The register swell (also roller , roll swell or crescendo step ) is a playing aid (mechanical, pneumatic or electric) built especially for organs from the Romantic era , with which you can automatically pull or push the stops in such a way that the volume increases or decreases overall. Most of the time, the cuff is operated by a roller that is turned with the foot; a balancing step is also possible. In some organs, "self-running" rollers or automatic crescendos as foot pistons are occasionally possible. Most of the time, the order of the stops is determined by the organ builder, but newer instruments also have freely adjustable stop swellings.
The entire dynamic range of the organ can be easily controlled with the crescents , but unlike the swell box , no “smooth” crescendo or decrescendo is possible. In addition, the organist loses control over the timbre if the crescents are used exclusively.
The stop swell became common in the middle of the 19th century with the development of the symphonic organ.

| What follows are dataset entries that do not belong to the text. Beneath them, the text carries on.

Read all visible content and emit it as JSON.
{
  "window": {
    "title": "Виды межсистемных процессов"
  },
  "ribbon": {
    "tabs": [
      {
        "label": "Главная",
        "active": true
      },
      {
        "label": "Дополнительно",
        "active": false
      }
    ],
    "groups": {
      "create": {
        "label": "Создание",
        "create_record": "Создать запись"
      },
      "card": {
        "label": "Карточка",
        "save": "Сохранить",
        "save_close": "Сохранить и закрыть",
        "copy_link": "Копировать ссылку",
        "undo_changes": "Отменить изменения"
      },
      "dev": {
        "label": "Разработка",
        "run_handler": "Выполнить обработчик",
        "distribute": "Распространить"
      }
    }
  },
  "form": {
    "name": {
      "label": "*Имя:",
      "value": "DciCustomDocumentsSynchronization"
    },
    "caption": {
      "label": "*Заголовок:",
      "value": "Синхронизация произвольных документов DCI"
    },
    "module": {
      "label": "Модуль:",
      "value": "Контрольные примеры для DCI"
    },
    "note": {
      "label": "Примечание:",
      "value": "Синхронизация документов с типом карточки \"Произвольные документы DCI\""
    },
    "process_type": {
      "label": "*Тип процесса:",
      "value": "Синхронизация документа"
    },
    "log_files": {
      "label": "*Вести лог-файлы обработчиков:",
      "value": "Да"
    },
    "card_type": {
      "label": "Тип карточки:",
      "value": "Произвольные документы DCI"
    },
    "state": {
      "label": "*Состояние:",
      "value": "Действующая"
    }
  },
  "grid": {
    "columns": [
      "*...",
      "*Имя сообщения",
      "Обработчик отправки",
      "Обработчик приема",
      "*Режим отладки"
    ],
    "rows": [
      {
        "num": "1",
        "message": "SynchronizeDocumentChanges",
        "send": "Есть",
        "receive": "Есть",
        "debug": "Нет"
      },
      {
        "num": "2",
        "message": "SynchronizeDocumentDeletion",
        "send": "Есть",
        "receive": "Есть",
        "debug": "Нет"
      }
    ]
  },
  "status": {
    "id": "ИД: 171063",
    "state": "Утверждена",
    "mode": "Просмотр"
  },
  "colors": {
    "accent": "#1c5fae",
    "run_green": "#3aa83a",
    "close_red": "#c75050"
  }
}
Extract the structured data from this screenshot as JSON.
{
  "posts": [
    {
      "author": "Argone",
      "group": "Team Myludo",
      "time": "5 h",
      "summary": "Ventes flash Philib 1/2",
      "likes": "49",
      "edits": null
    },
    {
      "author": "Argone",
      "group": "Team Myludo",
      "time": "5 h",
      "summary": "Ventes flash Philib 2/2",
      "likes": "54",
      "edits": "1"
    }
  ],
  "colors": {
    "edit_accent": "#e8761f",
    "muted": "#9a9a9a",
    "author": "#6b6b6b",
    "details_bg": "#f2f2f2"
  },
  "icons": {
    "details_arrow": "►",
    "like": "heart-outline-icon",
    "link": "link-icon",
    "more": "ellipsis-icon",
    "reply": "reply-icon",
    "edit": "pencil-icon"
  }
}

- Wolfgang Adelung: Introduction to organ building . Breitkopf & Härtel, Wiesbaden 1979, p. 156.